§ Data
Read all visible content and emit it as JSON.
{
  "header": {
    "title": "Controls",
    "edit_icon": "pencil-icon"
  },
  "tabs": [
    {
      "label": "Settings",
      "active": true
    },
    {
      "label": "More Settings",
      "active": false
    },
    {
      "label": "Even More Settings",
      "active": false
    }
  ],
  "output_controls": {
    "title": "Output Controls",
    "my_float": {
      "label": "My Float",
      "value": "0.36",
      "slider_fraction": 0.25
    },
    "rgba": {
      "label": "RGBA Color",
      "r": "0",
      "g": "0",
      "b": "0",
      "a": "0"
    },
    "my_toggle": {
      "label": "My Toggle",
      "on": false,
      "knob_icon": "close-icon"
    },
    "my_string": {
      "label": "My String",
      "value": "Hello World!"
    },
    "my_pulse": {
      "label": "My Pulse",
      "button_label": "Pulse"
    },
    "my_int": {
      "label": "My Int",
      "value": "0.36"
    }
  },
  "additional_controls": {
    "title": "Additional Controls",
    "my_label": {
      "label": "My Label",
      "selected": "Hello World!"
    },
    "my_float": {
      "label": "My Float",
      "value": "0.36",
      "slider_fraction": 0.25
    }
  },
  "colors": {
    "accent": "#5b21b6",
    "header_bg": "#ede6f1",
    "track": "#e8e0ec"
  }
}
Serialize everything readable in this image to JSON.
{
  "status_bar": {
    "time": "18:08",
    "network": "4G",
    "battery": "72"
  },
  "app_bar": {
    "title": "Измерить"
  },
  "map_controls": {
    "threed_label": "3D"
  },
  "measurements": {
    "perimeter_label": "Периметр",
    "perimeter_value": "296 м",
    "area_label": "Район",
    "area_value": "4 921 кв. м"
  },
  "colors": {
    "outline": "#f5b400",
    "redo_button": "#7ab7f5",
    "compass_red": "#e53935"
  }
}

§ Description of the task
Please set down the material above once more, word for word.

§ Answer to the problem
Read all visible content and emit it as JSON.
{
  "header": {
    "title": "Controls",
    "edit_icon": "pencil-icon"
  },
  "tabs": [
    {
      "label": "Settings",
      "active": true
    },
    {
      "label": "More Settings",
      "active": false
    },
    {
      "label": "Even More Settings",
      "active": false
    }
  ],
  "output_controls": {
    "title": "Output Controls",
    "my_float": {
      "label": "My Float",
      "value": "0.36",
      "slider_fraction": 0.25
    },
    "rgba": {
      "label": "RGBA Color",
      "r": "0",
      "g": "0",
      "b": "0",
      "a": "0"
    },
    "my_toggle": {
      "label": "My Toggle",
      "on": false,
      "knob_icon": "close-icon"
    },
    "my_string": {
      "label": "My String",
      "value": "Hello World!"
    },
    "my_pulse": {
      "label": "My Pulse",
      "button_label": "Pulse"
    },
    "my_int": {
      "label": "My Int",
      "value": "0.36"
    }
  },
  "additional_controls": {
    "title": "Additional Controls",
    "my_label": {
      "label": "My Label",
      "selected": "Hello World!"
    },
    "my_float": {
      "label": "My Float",
      "value": "0.36",
      "slider_fraction": 0.25
    }
  },
  "colors": {
    "accent": "#5b21b6",
    "header_bg": "#ede6f1",
    "track": "#e8e0ec"
  }
}
Serialize everything readable in this image to JSON.
{
  "status_bar": {
    "time": "18:08",
    "network": "4G",
    "battery": "72"
  },
  "app_bar": {
    "title": "Измерить"
  },
  "map_controls": {
    "threed_label": "3D"
  },
  "measurements": {
    "perimeter_label": "Периметр",
    "perimeter_value": "296 м",
    "area_label": "Район",
    "area_value": "4 921 кв. м"
  },
  "colors": {
    "outline": "#f5b400",
    "redo_button": "#7ab7f5",
    "compass_red": "#e53935"
  }
}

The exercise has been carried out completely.